Robyn M. Holmes is Professor of Psychology at Monmouth University. Her research interests range from children’s artwork and the play of special needs children to children’s social behavior during video game play and college student-athletes’ conceptions of work and play. She is the author of Fieldwork with Children and How Young Children Perceive Race and has contributed chapters to Play = Learning: How Play Motivates and Enhances Children’s Cognitive and Social-Emotional Growth, Handbook of Computer Game Studies, and several volumes in the Play & Culture Studies series. Articles by Holmes have appeared in Early Child Development and Care, American Anthropologist, and the Journal of Sport Behavior. Sharon R. Liden is a practicing clinical psychologist and mental health supervisor in Lanai City, Hawaii. In addition, she serves as adjunct professor of graduate courses in group psychotherapy, existential and humanistic psychology, and child and adolescent psychology at Argosy University. She also served as a consulting psychologist for the reality television program Survivor. Lisa M. Shin is an educational assistant for the Primary School Adjustment Project in Lanai City, Hawaii.
Angeline Lillard is Professor of Psychology at the University of Virginia and Director of the university’s Early Development Lab. Her research considers how children’s interactions with pretend play, fantasy, imagination, and media influence their cognitive and social development. Lillard is the author of Montessori: The Science behind the Genius and numerous articles and essays. She has contributed to the Blackwell Handbook of Cognitive Development, the Oxford Handbook of the Development of Play, The Child: An Encyclopedic Companion, and other works. She has also lectured internationally and serves currently as Associate Editor of the Journal of Cognition and Development.
Evangeline E. Nwokah is Associate Professor and Chair of the Department of Communication and Learning Disorders at Our Lady of the Lake University. Trained academically in the United Kingdom and the United States, she has extensive clinical experience in England, Canada, and the United States and has taught in England, Nigeria, and America. She has written more than two dozen articles on early-childhood language and emergent literacy and is editor of Play as Engagement and Communication, volume 10 of the Play & Culture Studies series. Hui-Chin Hsu is Associate Professor of Human Development and Family Science at the University of Georgia. Her research considers the social-emotional development in parent-child interaction from infancy to preschool age and the role of culture in parenting efficacy. Her work has appeared in a number of journals including Infancy and Developmental Psychology, and she is coauthor of Change Processes in Interpersonal Relationships: Infant-Mother Communication in a Historical-Relational Perspective. Hope Gulker is Clinical Associate Professor and Codirector of Preschool Language Programs in the Department of Speech, Language, and Hearing Sciences at Purdue University. Her research considers music, affective development, and family participation in early-childhood settings.

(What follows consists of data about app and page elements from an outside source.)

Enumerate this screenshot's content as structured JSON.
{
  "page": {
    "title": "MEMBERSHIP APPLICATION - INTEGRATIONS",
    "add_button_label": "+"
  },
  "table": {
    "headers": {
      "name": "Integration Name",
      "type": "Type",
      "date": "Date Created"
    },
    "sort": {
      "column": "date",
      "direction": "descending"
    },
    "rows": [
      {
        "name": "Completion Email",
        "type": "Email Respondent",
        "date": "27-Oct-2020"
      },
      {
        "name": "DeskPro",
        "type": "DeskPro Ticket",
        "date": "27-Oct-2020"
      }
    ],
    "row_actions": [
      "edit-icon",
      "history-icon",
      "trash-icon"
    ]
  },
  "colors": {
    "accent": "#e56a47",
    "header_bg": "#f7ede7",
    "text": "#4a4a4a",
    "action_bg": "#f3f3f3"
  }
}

Phillip Prager is Lecturer in Digital Play and Aesthetics at the IT University of Copenhagen. His interdisciplinary approach interprets twentieth-century art through the lens of scientific research on creativity and play. He has worked extensively in both the film industry and academia and organized interactive exhibitions. His writings have appeared in Creativity Research Journal, Digital Creativity, and other publications.